One of the most compelling sights of the day, however, were the many wumpus resting in the trees above the trail. I was introduced to this term a few years ago by my friend Jen (whose birthday is today; happy birthday Jen!). These pillows of snow, accumulated in the boughs of fir and spruce trees overhanging the trail, make a whump! sound when they fall to the ground. A careless hiker, brushing the lower branches of a tree, can wake a sleeping wumpus and be surprised by the sudden whump of a wumpus on the back of his neck! Below is one particularly impressive set: a large wumpus, the size and shape of a black bear, and two smaller wumpus (the bear cubs?).

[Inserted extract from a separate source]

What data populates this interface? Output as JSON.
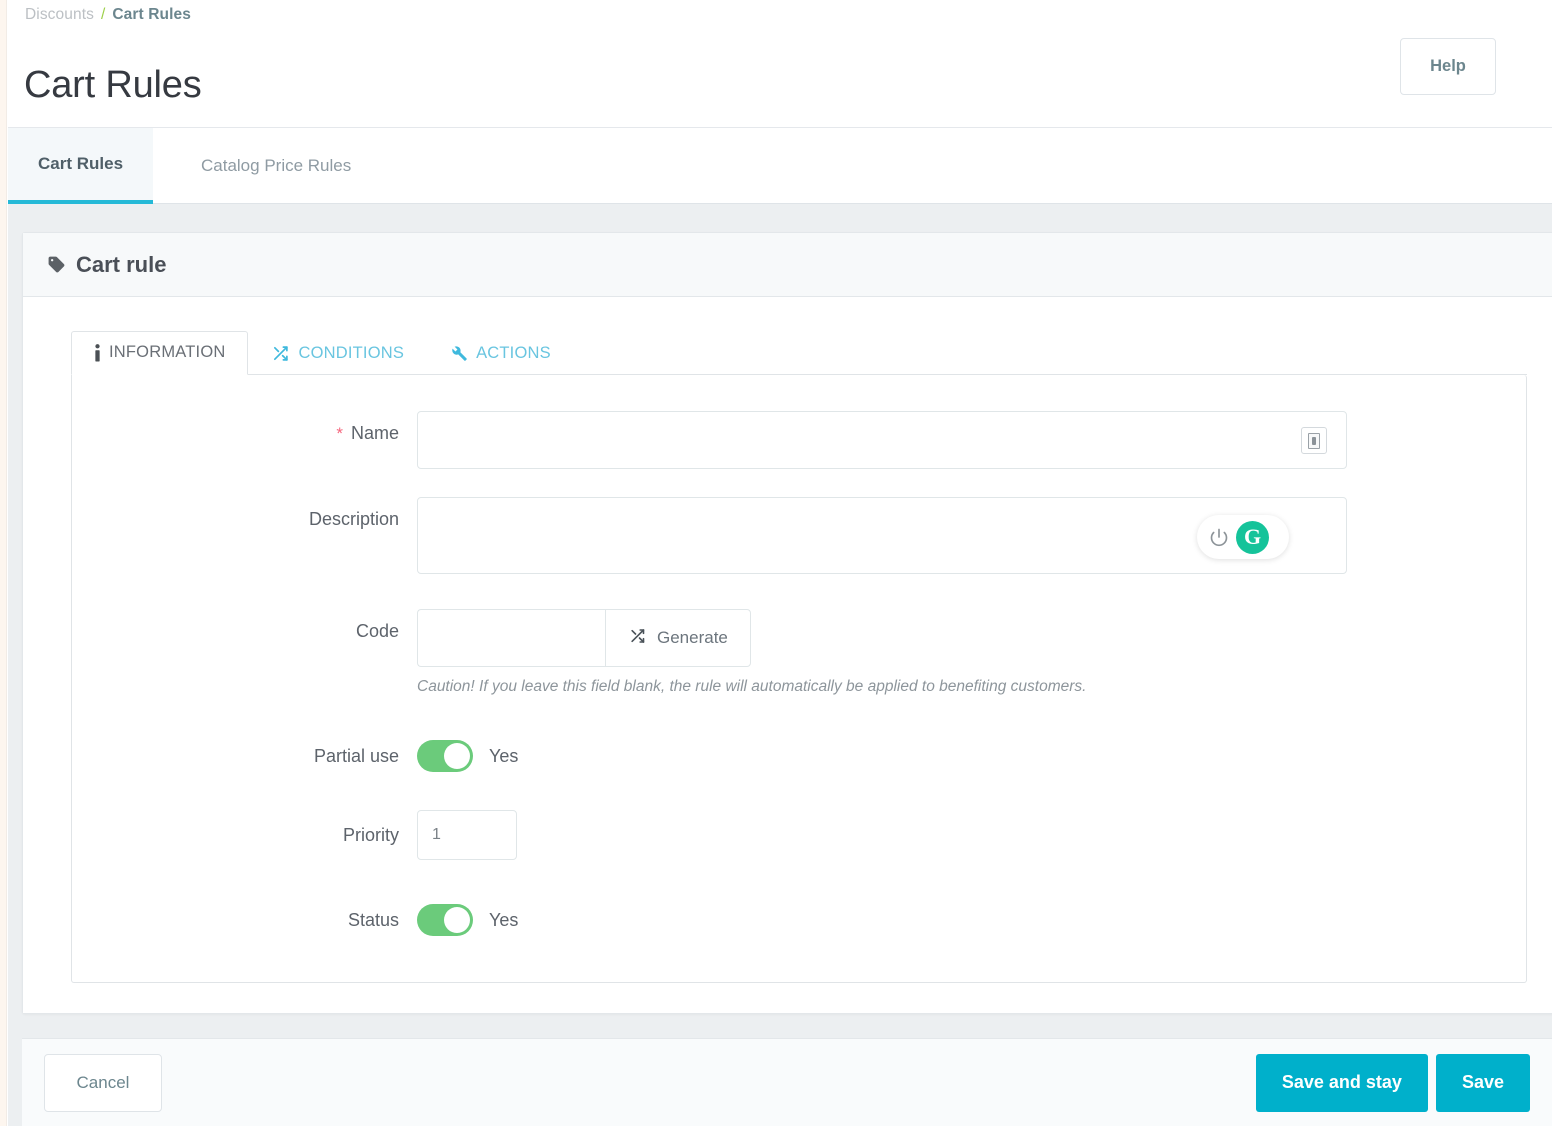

After two switches and two backs on the switchbacks, I reached the 10th Mountain Division outlook, which is nearly at the trail’s high point of 3520′. This spot often provides a nice view of Mount Moosilauke, but by now it was snowing hard and there was no view beyond the immediate clearing. Still, I enjoyed seeing the refreshed signage and thanked once again the many hardy Dartmouth men who fought in that division (and others) during WWII.
It seemed likely that the earlier skiers, whose packed trail I’d been following so far, may have turned around here. (As I had done, a few years ago.) Would the trail ahead would become a difficult slog?! I pressed on, pleased to find that the onward trail was also packed, and even easier to follow. It appears that the earlier group(s) had done this loop in the clockwise direction, skiing up the far side and down the way I had come up. (Smart move! when I skied this loop counter-clockwise with the kids in 2014, I found this descent pretty hair-raising.)
The snow was deeper here, the trees even more heavily burdened, and the wind even windier, but it was great to be headed downhill. Soon I rejoined the Ridge Trail; again there were no fresh tracks, but there were signs of older tracks. With more traffic on the Ridge Trail the going became even smoother, the underlying trail more firm. I was not the only one to realize this, as I followed day-old fox tracks for a good mile down the trail. The two bridge crossings helped to demonstrate the depth of the snow – although the snow on the bridges was far less deep than in the surrounding terrain, it remains quite deep!
When I reconnected with my original tracks, and had nearly reached the plowed access road, I quickly diverged from my early tracks to dip below the Lodge (instead of above it) so I could get a glimpse of the Lodge and its new bunkhouses on my way out. All seems well, and I hope to see them all re-open this summer!
Be sure to check out the gallery for more photos, full-size photos, and a brief video or two.
Distance: 10.8km (6.7 miles)
Gain: 315m (1033′)
Moosilauke summit is at upper left. Today’s hike is in blue, starting and ending at bottom center, and passing the Moosilauke Ravine Lodge at the icon.